Before the Brexit referendum we had Project Fear. We now have the myth of the Cliff Edge that British businesses are going to stumble over in March 2019 – causing us to beg the EU to allow us a transition period of an extra two years – or is it five years?
Like most of the nonsense surrounding the Brexit negotiations, the Cliff Edge is purely mythical and is being used by the Tory government to scare us into accepting whatever terms they get. The reality is much simpler.
All goods exported from, or imported into, the UK are dealt with by one of two very large scale and very efficient computer systems that have been working for more than a decade. They are the Electronic Confirmation Matching System (ECMS) that is used by EU exporters/importers and the Customs Handling of Import and Export Freight (CHIEF) system that is used for trade with the rest of the world.
Both systems do the same job. They enable the recording of the movement of goods by land, air and sea, allowing importers, exporters and freight forwarders to complete customs formalities electronically in advance. Sophisticated profiling systems allow most goods to pass at ports and airports without formality and identify the few items that need to be physically inspected.
The only decision an exporter or importer needs to make is which system to use. Registering online takes a matter of minutes (not two years). Revenue and Customs is an integral part of the system and duties payable are handled online.
The amount of duty payable on goods is built into the system. This is the only question that needs to be decided by negotiation between the EU and UK. The amount of customs duty can be easily be settled by March 2019. If it is not, then WTO rates will apply.

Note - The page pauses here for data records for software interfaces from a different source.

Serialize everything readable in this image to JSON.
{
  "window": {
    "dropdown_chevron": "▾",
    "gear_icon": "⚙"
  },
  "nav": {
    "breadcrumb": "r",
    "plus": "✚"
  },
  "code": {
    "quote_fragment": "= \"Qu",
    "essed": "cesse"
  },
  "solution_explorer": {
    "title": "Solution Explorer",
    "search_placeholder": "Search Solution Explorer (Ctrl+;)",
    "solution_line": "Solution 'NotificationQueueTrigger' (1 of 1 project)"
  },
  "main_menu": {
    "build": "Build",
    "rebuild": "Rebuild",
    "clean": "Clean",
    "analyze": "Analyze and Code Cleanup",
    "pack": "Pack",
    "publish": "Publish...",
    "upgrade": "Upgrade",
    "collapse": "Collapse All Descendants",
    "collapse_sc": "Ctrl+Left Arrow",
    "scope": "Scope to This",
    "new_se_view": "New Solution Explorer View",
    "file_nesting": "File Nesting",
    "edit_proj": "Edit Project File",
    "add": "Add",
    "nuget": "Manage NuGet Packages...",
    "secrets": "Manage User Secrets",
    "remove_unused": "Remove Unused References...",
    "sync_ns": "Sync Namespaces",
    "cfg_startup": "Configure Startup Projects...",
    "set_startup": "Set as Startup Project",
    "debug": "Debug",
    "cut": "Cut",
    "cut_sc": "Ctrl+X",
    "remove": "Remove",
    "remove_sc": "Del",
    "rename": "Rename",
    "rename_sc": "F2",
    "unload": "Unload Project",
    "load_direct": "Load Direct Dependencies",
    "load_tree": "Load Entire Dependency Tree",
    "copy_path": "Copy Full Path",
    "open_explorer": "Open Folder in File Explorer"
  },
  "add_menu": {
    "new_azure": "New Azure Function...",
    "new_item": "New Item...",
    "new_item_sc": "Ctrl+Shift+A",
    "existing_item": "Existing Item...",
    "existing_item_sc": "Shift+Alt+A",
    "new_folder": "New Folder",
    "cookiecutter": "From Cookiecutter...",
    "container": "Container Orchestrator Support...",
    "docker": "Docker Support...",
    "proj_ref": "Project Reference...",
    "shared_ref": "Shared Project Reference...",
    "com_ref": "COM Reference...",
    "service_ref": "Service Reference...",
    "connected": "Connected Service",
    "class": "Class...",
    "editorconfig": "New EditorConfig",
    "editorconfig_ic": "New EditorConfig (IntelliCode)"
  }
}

Note that at present, there is nothing to stop a British exporter or importer from trading with non-EU countries around the world, using the CHIEF system.

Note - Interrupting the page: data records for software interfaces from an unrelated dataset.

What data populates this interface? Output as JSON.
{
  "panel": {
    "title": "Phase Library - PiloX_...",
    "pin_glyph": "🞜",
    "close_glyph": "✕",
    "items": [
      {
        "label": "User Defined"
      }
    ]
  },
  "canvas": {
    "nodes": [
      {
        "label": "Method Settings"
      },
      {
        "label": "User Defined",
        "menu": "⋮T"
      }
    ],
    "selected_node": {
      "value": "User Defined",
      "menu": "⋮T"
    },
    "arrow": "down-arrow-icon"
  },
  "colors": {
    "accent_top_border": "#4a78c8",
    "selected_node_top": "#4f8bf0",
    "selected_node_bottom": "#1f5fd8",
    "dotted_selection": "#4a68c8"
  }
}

Whichever way you look at it, the Cliff Edge scenario is a fantasy.